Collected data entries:
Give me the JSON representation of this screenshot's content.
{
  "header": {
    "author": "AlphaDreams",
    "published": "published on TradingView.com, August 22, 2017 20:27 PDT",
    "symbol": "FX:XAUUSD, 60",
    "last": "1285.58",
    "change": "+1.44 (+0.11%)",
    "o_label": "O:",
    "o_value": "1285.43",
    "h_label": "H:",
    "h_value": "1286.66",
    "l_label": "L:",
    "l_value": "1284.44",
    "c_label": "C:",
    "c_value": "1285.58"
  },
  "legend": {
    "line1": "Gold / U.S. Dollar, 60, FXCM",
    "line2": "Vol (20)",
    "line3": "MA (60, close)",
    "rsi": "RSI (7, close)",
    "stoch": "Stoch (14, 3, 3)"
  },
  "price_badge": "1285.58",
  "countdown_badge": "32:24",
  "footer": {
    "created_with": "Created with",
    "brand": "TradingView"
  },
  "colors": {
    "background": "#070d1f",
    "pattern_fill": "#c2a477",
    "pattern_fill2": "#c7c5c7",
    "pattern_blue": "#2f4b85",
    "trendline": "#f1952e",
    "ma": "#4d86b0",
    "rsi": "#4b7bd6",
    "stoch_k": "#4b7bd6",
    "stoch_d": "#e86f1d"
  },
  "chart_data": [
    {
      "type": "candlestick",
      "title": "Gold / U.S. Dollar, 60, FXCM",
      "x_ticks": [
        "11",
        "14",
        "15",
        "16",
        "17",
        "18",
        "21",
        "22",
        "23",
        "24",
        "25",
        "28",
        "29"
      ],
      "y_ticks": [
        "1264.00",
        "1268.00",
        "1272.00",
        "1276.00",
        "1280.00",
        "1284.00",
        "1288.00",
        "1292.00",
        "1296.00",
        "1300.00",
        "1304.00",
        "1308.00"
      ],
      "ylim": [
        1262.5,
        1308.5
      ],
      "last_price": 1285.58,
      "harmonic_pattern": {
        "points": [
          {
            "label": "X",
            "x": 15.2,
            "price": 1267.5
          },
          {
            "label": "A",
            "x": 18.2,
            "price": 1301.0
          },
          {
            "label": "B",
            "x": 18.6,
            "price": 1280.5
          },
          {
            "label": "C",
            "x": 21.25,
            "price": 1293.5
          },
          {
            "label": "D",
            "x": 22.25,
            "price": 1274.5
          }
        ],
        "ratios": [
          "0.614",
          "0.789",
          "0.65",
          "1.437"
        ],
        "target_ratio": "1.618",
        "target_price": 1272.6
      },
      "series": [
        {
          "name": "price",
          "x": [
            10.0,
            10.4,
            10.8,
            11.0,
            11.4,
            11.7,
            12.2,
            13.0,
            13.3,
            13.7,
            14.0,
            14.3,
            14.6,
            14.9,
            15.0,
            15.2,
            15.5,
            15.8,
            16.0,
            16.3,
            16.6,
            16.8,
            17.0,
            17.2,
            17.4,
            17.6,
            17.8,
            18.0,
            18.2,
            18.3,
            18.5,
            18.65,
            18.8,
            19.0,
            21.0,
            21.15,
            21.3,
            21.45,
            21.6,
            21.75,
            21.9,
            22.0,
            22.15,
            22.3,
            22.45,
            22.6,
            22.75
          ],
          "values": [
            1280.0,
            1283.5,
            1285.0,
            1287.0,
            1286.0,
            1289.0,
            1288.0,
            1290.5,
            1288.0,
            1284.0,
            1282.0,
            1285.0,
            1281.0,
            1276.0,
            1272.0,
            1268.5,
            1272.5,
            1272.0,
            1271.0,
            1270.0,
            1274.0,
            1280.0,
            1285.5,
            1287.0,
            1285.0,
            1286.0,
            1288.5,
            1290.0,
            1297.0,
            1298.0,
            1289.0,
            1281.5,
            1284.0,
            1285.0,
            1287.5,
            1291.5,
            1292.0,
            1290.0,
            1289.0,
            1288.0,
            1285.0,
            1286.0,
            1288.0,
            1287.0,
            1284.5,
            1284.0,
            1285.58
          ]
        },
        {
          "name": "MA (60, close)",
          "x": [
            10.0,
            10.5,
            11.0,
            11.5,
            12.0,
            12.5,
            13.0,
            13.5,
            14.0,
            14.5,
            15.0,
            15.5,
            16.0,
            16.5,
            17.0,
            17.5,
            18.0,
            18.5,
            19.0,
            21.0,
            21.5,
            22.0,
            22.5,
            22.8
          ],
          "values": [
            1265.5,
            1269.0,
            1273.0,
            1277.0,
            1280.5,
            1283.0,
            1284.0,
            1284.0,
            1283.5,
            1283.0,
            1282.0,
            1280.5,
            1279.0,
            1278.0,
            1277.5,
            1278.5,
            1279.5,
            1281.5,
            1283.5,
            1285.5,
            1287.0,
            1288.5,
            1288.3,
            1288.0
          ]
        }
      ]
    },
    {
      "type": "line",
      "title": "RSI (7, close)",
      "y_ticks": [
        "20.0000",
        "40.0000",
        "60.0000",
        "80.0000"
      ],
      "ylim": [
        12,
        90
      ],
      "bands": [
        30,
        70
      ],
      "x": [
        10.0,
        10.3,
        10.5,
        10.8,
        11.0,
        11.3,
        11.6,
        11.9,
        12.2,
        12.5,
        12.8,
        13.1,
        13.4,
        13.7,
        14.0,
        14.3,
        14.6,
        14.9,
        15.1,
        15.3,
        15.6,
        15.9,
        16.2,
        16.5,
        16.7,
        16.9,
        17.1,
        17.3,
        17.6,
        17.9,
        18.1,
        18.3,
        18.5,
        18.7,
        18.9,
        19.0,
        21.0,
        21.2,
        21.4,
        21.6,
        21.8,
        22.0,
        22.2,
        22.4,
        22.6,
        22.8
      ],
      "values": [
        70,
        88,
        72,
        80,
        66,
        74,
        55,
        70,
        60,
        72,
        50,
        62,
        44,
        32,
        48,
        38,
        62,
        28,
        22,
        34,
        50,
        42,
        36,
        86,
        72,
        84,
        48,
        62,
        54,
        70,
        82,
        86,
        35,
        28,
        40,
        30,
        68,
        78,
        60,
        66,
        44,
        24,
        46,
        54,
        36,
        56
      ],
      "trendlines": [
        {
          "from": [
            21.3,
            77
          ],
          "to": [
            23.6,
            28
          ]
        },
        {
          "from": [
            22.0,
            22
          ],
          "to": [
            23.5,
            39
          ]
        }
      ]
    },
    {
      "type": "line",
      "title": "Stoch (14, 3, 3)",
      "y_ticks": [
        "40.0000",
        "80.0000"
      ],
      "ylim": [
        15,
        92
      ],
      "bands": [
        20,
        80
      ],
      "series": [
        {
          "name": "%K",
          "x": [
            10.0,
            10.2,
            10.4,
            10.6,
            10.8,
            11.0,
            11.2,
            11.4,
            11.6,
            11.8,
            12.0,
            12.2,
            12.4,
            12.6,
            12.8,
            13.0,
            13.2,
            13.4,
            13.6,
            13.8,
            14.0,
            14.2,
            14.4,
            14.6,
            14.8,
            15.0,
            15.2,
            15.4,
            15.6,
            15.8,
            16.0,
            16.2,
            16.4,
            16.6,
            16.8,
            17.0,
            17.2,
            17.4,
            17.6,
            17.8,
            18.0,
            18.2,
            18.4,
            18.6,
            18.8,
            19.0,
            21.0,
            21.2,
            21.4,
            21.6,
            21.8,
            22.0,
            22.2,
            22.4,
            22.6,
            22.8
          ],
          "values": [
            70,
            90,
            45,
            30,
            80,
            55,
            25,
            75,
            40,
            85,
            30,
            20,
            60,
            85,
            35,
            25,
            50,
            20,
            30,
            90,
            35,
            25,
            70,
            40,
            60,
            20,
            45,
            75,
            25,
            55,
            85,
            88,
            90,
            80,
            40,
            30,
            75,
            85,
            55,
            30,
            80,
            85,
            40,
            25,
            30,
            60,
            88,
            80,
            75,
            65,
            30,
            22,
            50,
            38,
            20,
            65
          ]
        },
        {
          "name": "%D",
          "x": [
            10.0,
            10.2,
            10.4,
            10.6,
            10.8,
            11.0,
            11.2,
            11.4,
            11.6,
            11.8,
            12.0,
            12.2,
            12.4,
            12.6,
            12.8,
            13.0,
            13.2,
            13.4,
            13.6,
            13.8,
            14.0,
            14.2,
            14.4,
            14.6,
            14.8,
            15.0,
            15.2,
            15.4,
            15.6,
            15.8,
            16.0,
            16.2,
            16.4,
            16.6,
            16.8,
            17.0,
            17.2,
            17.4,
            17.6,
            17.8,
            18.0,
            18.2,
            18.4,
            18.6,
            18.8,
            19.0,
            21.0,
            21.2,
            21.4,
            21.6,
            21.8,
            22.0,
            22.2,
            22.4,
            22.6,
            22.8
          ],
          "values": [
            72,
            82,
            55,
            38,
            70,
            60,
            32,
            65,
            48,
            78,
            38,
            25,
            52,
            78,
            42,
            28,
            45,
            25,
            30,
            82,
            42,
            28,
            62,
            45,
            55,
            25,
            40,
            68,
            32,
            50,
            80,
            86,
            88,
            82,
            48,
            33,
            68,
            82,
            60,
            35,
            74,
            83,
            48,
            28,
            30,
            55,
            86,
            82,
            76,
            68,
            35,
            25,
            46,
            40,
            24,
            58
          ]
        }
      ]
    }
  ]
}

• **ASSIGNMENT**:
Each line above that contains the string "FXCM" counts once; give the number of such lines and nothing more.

• **ANSWER AREA**:
2